Exercise objective:
When copying the entries below, leave out every picture and keep the rest exact.

Input:
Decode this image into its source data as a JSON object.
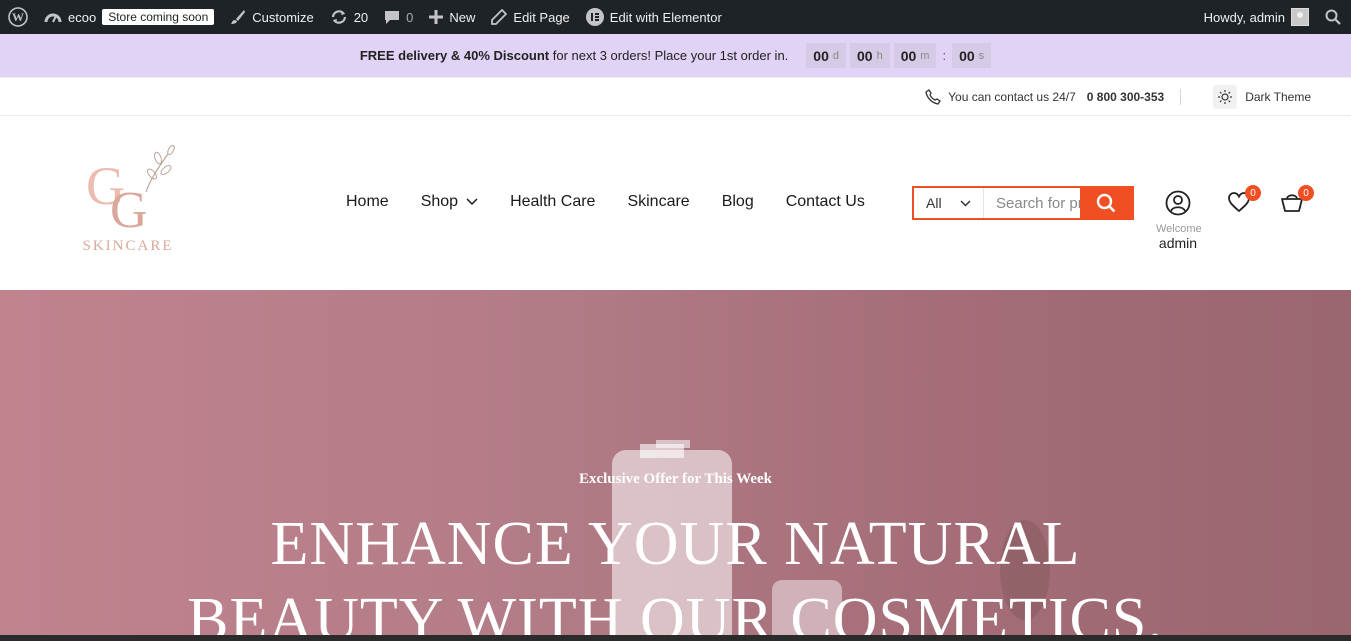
{
  "admin_bar": {
    "site_name": "ecoo",
    "store_badge": "Store coming soon",
    "customize": "Customize",
    "updates_count": "20",
    "comments_count": "0",
    "new": "New",
    "edit_page": "Edit Page",
    "edit_elementor": "Edit with Elementor",
    "howdy": "Howdy, admin"
  },
  "promo": {
    "bold_text": "FREE delivery & 40% Discount",
    "text": " for next 3 orders! Place your 1st order in.",
    "timer": [
      {
        "value": "00",
        "unit": "d"
      },
      {
        "value": "00",
        "unit": "h"
      },
      {
        "value": "00",
        "unit": "m"
      },
      {
        "value": "00",
        "unit": "s"
      }
    ],
    "separator": ":"
  },
  "topinfo": {
    "contact_text": "You can contact us 24/7",
    "phone": "0 800 300-353",
    "theme_label": "Dark Theme"
  },
  "header": {
    "logo_text": "SKINCARE",
    "nav": [
      "Home",
      "Shop",
      "Health Care",
      "Skincare",
      "Blog",
      "Contact Us"
    ],
    "search": {
      "category": "All",
      "placeholder": "Search for products"
    },
    "account": {
      "welcome": "Welcome",
      "username": "admin"
    },
    "wishlist_count": "0",
    "cart_count": "0"
  },
  "hero": {
    "subtitle": "Exclusive Offer for This Week",
    "title_line1": "ENHANCE YOUR NATURAL",
    "title_line2": "BEAUTY WITH OUR COSMETICS."
  },
  "colors": {
    "admin_bar_bg": "#1d2327",
    "promo_bg": "#e1d3f5",
    "accent": "#f04e23",
    "hero_bg": "#b27c87",
    "logo": "#d9a89a"
  }
}
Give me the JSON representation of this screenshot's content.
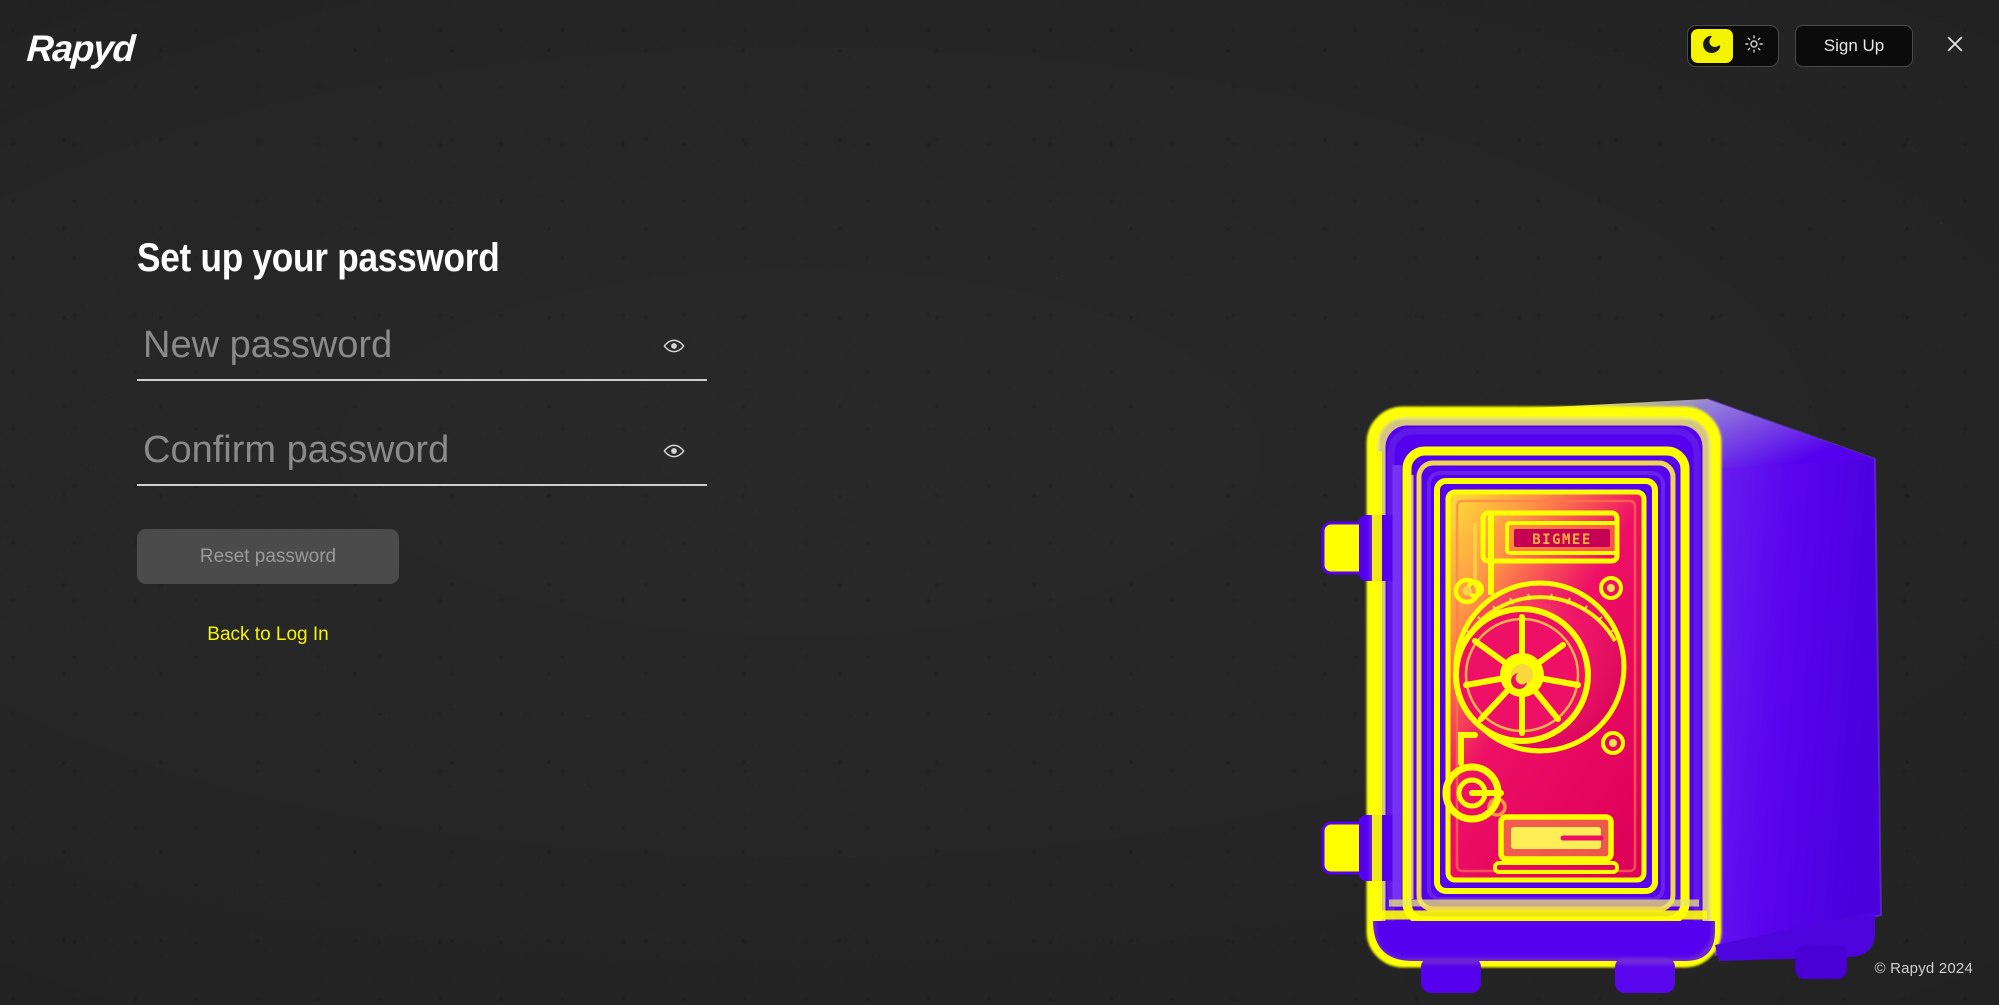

Answer box:
Decode this image into its source data as a JSON object.
{
  "admin_bar": {
    "site_name": "ecoo",
    "store_badge": "Store coming soon",
    "customize": "Customize",
    "updates_count": "20",
    "comments_count": "0",
    "new": "New",
    "edit_page": "Edit Page",
    "edit_elementor": "Edit with Elementor",
    "howdy": "Howdy, admin"
  },
  "promo": {
    "bold_text": "FREE delivery & 40% Discount",
    "text": " for next 3 orders! Place your 1st order in.",
    "timer": [
      {
        "value": "00",
        "unit": "d"
      },
      {
        "value": "00",
        "unit": "h"
      },
      {
        "value": "00",
        "unit": "m"
      },
      {
        "value": "00",
        "unit": "s"
      }
    ],
    "separator": ":"
  },
  "topinfo": {
    "contact_text": "You can contact us 24/7",
    "phone": "0 800 300-353",
    "theme_label": "Dark Theme"
  },
  "header": {
    "logo_text": "SKINCARE",
    "nav": [
      "Home",
      "Shop",
      "Health Care",
      "Skincare",
      "Blog",
      "Contact Us"
    ],
    "search": {
      "category": "All",
      "placeholder": "Search for products"
    },
    "account": {
      "welcome": "Welcome",
      "username": "admin"
    },
    "wishlist_count": "0",
    "cart_count": "0"
  },
  "hero": {
    "subtitle": "Exclusive Offer for This Week",
    "title_line1": "ENHANCE YOUR NATURAL",
    "title_line2": "BEAUTY WITH OUR COSMETICS."
  },
  "colors": {
    "admin_bar_bg": "#1d2327",
    "promo_bg": "#e1d3f5",
    "accent": "#f04e23",
    "hero_bg": "#b27c87",
    "logo": "#d9a89a"
  }
}
Give me the JSON representation of this screenshot's content.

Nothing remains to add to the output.